Problem details:
A faithful copy of the whole listing is required.

Extracted records:
---

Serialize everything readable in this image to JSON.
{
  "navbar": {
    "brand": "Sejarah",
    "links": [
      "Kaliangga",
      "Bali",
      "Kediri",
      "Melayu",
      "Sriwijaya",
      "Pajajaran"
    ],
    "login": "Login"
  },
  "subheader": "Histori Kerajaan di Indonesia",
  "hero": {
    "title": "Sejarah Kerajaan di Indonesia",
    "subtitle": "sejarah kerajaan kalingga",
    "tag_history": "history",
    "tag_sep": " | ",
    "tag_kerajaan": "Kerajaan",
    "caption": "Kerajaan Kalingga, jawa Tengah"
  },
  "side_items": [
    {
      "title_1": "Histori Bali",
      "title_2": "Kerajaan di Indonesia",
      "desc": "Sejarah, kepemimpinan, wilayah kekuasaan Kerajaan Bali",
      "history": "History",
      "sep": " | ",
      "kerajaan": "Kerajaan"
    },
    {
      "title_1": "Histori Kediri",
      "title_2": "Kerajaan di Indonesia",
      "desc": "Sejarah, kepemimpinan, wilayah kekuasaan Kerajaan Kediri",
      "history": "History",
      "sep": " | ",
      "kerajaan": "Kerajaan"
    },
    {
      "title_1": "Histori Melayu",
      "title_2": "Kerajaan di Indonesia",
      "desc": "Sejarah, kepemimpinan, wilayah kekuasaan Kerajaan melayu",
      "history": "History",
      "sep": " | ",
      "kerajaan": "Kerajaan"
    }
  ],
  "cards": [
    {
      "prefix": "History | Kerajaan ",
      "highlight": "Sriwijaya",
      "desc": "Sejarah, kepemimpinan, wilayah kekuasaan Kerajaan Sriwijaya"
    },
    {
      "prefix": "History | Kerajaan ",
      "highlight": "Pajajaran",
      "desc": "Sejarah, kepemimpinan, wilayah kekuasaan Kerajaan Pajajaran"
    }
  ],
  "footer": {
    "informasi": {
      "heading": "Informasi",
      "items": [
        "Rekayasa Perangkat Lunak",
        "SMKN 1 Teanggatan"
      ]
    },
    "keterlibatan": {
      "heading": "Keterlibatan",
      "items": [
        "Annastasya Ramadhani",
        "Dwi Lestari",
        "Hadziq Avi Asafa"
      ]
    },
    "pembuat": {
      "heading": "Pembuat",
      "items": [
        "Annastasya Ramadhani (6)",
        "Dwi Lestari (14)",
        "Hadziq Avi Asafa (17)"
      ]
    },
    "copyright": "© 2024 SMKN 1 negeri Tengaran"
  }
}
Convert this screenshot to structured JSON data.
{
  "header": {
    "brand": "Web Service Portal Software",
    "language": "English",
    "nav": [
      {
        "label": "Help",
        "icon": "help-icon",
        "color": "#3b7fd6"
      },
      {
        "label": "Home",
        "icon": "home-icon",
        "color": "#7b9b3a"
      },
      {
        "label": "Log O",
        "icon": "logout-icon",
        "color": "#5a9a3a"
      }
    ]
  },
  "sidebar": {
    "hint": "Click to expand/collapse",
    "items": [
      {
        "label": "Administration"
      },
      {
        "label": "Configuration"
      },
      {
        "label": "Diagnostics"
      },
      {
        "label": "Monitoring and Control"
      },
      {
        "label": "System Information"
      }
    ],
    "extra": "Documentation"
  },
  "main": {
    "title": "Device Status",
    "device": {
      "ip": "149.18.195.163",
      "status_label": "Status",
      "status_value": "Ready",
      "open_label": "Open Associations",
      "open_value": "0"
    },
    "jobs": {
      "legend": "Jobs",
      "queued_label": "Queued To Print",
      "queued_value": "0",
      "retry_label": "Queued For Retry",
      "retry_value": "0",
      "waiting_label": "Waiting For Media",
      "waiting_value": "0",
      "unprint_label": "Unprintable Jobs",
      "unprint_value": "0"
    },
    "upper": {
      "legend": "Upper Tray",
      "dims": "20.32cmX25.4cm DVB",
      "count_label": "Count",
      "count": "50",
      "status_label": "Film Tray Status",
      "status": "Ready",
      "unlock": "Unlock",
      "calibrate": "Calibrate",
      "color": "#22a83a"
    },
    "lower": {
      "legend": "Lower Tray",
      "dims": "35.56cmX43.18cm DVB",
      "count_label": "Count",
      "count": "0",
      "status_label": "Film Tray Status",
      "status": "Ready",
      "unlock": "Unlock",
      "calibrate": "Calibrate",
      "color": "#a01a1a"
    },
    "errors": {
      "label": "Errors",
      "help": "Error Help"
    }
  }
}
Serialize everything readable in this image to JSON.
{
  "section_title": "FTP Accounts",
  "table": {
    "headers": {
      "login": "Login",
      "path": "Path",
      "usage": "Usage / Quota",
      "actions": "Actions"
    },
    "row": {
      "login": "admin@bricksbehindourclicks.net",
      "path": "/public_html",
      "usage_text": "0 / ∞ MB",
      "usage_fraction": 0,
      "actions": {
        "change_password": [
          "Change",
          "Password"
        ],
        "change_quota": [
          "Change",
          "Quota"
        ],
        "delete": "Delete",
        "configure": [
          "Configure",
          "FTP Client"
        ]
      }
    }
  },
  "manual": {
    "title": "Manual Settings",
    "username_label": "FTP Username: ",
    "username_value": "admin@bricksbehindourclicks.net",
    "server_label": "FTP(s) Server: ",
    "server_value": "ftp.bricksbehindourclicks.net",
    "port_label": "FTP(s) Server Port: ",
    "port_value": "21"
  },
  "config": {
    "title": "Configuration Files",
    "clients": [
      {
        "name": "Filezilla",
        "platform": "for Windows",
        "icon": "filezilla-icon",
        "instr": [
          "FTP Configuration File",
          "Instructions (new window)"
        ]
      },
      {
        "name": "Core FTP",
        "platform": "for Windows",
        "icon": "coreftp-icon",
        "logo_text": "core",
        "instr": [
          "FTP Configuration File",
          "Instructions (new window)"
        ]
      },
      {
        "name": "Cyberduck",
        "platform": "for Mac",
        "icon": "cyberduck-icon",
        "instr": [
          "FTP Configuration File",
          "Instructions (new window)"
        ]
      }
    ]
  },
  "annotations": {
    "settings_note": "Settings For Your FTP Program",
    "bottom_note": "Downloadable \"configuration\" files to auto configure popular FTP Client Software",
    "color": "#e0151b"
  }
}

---

Answer to this task:
Serialize everything readable in this image to JSON.
{
  "navbar": {
    "brand": "Sejarah",
    "links": [
      "Kaliangga",
      "Bali",
      "Kediri",
      "Melayu",
      "Sriwijaya",
      "Pajajaran"
    ],
    "login": "Login"
  },
  "subheader": "Histori Kerajaan di Indonesia",
  "hero": {
    "title": "Sejarah Kerajaan di Indonesia",
    "subtitle": "sejarah kerajaan kalingga",
    "tag_history": "history",
    "tag_sep": " | ",
    "tag_kerajaan": "Kerajaan",
    "caption": "Kerajaan Kalingga, jawa Tengah"
  },
  "side_items": [
    {
      "title_1": "Histori Bali",
      "title_2": "Kerajaan di Indonesia",
      "desc": "Sejarah, kepemimpinan, wilayah kekuasaan Kerajaan Bali",
      "history": "History",
      "sep": " | ",
      "kerajaan": "Kerajaan"
    },
    {
      "title_1": "Histori Kediri",
      "title_2": "Kerajaan di Indonesia",
      "desc": "Sejarah, kepemimpinan, wilayah kekuasaan Kerajaan Kediri",
      "history": "History",
      "sep": " | ",
      "kerajaan": "Kerajaan"
    },
    {
      "title_1": "Histori Melayu",
      "title_2": "Kerajaan di Indonesia",
      "desc": "Sejarah, kepemimpinan, wilayah kekuasaan Kerajaan melayu",
      "history": "History",
      "sep": " | ",
      "kerajaan": "Kerajaan"
    }
  ],
  "cards": [
    {
      "prefix": "History | Kerajaan ",
      "highlight": "Sriwijaya",
      "desc": "Sejarah, kepemimpinan, wilayah kekuasaan Kerajaan Sriwijaya"
    },
    {
      "prefix": "History | Kerajaan ",
      "highlight": "Pajajaran",
      "desc": "Sejarah, kepemimpinan, wilayah kekuasaan Kerajaan Pajajaran"
    }
  ],
  "footer": {
    "informasi": {
      "heading": "Informasi",
      "items": [
        "Rekayasa Perangkat Lunak",
        "SMKN 1 Teanggatan"
      ]
    },
    "keterlibatan": {
      "heading": "Keterlibatan",
      "items": [
        "Annastasya Ramadhani",
        "Dwi Lestari",
        "Hadziq Avi Asafa"
      ]
    },
    "pembuat": {
      "heading": "Pembuat",
      "items": [
        "Annastasya Ramadhani (6)",
        "Dwi Lestari (14)",
        "Hadziq Avi Asafa (17)"
      ]
    },
    "copyright": "© 2024 SMKN 1 negeri Tengaran"
  }
}
Convert this screenshot to structured JSON data.
{
  "header": {
    "brand": "Web Service Portal Software",
    "language": "English",
    "nav": [
      {
        "label": "Help",
        "icon": "help-icon",
        "color": "#3b7fd6"
      },
      {
        "label": "Home",
        "icon": "home-icon",
        "color": "#7b9b3a"
      },
      {
        "label": "Log O",
        "icon": "logout-icon",
        "color": "#5a9a3a"
      }
    ]
  },
  "sidebar": {
    "hint": "Click to expand/collapse",
    "items": [
      {
        "label": "Administration"
      },
      {
        "label": "Configuration"
      },
      {
        "label": "Diagnostics"
      },
      {
        "label": "Monitoring and Control"
      },
      {
        "label": "System Information"
      }
    ],
    "extra": "Documentation"
  },
  "main": {
    "title": "Device Status",
    "device": {
      "ip": "149.18.195.163",
      "status_label": "Status",
      "status_value": "Ready",
      "open_label": "Open Associations",
      "open_value": "0"
    },
    "jobs": {
      "legend": "Jobs",
      "queued_label": "Queued To Print",
      "queued_value": "0",
      "retry_label": "Queued For Retry",
      "retry_value": "0",
      "waiting_label": "Waiting For Media",
      "waiting_value": "0",
      "unprint_label": "Unprintable Jobs",
      "unprint_value": "0"
    },
    "upper": {
      "legend": "Upper Tray",
      "dims": "20.32cmX25.4cm DVB",
      "count_label": "Count",
      "count": "50",
      "status_label": "Film Tray Status",
      "status": "Ready",
      "unlock": "Unlock",
      "calibrate": "Calibrate",
      "color": "#22a83a"
    },
    "lower": {
      "legend": "Lower Tray",
      "dims": "35.56cmX43.18cm DVB",
      "count_label": "Count",
      "count": "0",
      "status_label": "Film Tray Status",
      "status": "Ready",
      "unlock": "Unlock",
      "calibrate": "Calibrate",
      "color": "#a01a1a"
    },
    "errors": {
      "label": "Errors",
      "help": "Error Help"
    }
  }
}
Serialize everything readable in this image to JSON.
{
  "section_title": "FTP Accounts",
  "table": {
    "headers": {
      "login": "Login",
      "path": "Path",
      "usage": "Usage / Quota",
      "actions": "Actions"
    },
    "row": {
      "login": "admin@bricksbehindourclicks.net",
      "path": "/public_html",
      "usage_text": "0 / ∞ MB",
      "usage_fraction": 0,
      "actions": {
        "change_password": [
          "Change",
          "Password"
        ],
        "change_quota": [
          "Change",
          "Quota"
        ],
        "delete": "Delete",
        "configure": [
          "Configure",
          "FTP Client"
        ]
      }
    }
  },
  "manual": {
    "title": "Manual Settings",
    "username_label": "FTP Username: ",
    "username_value": "admin@bricksbehindourclicks.net",
    "server_label": "FTP(s) Server: ",
    "server_value": "ftp.bricksbehindourclicks.net",
    "port_label": "FTP(s) Server Port: ",
    "port_value": "21"
  },
  "config": {
    "title": "Configuration Files",
    "clients": [
      {
        "name": "Filezilla",
        "platform": "for Windows",
        "icon": "filezilla-icon",
        "instr": [
          "FTP Configuration File",
          "Instructions (new window)"
        ]
      },
      {
        "name": "Core FTP",
        "platform": "for Windows",
        "icon": "coreftp-icon",
        "logo_text": "core",
        "instr": [
          "FTP Configuration File",
          "Instructions (new window)"
        ]
      },
      {
        "name": "Cyberduck",
        "platform": "for Mac",
        "icon": "cyberduck-icon",
        "instr": [
          "FTP Configuration File",
          "Instructions (new window)"
        ]
      }
    ]
  },
  "annotations": {
    "settings_note": "Settings For Your FTP Program",
    "bottom_note": "Downloadable \"configuration\" files to auto configure popular FTP Client Software",
    "color": "#e0151b"
  }
}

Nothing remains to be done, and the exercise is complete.